More recently we have begun planting vegetables:  peas, turnips and radishes. The plant species have been specifically chosen or developed for root systems that pierce hard ground and allow the soil to mellow out while holding it in place through the windy cold and snow. We have become more aware of leaving organic matter in and on the soil by using no till and minimum tillage methods. 
Several years ago, we began to spend some time each Fall checking for compaction layers beneath the surface of our harvested fields. 
 We invested in a Brillion Zone Commander which we refer to as the deep ripper. It cuts slots through the compaction layers with little disturbance to the surface. The cuts will allow the roots of next year's crops to travel deeper into the soil as they seek water and nutrition to produce a crop.
Cheryl likes the tractor windows clean and I just invested in a case of Windex. No excuses anymore! We all should keep our windows this clean! 
But some of us, like Cheryl's husband Todd, are busy making sure things operate smoothly. 
Cheryl has covered many acres of ground with the Brillion this Fall in our effort to keep our soil productive. Once these slots are cut, they will be available to our crop roots for many seasons. The art and science of agriculture work together in GriggsDakota. 

Tuesday, October 25, 2011

Corn in the Bin-Harvest is Done

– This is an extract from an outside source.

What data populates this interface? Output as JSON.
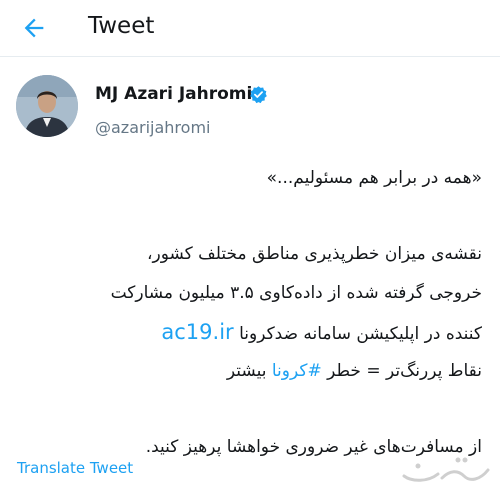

 Have we ever been able to say this in October before? Perhaps, but rarely does it happen in GriggsDakota.
 Corn Harvest is Complete.
Every acre is combined and out of the field, but that is not the only good news.
It all came off dry enough to go directly into air bins. It did not have to go through the grain dryer.
Field Man Joe came home to help us out on the weekends and proved a good grain cart driver.
I've told you how farmers like to make each year a little better than the last.
It didn't happen this year, but the corn was better than we hoped it would be after our mid-September frost. 
Farmer Fred will be keeping a close watch on the bins. The corn must be around 20% moisture to go into an air bin. The fans will blow air through the corn to dry it down to a safe storage moisture of about 14%.
This a beautiful sight for late October in GriggsDakota.

Monday, October 24, 2011

Planting Tulip Bulbs

Tulip bulbs arrived in our mailbox recently. Of course, they arrived because I had ordered tulip bulbs. 
I am inspired by weeds. They grow wherever they please and have no trouble surviving. I have watched this milk weed through the Summer and had to stop to photograph it as it was nearly ready to set its seeds free.
 You can plant tulips however you wish as long as they are about six inches under ground and the bulbs are not touching one another. 
The weather will provide the refrigeration that the bulb needs. 
The snow cover will hold in the warmth of the ground. 
 That should keep the bulbs cool without freezing.
The mother milk weed looks tired and old, but the seeds look anxious to fly. I can relate to that.
Tulips tend to grow well in GriggsDakota and, once planted, often last for years bringing flowers each year with little further effort from the gardener. 
Farmers and fools are dreaming that flowers will bloom again next season in GriggsDakota.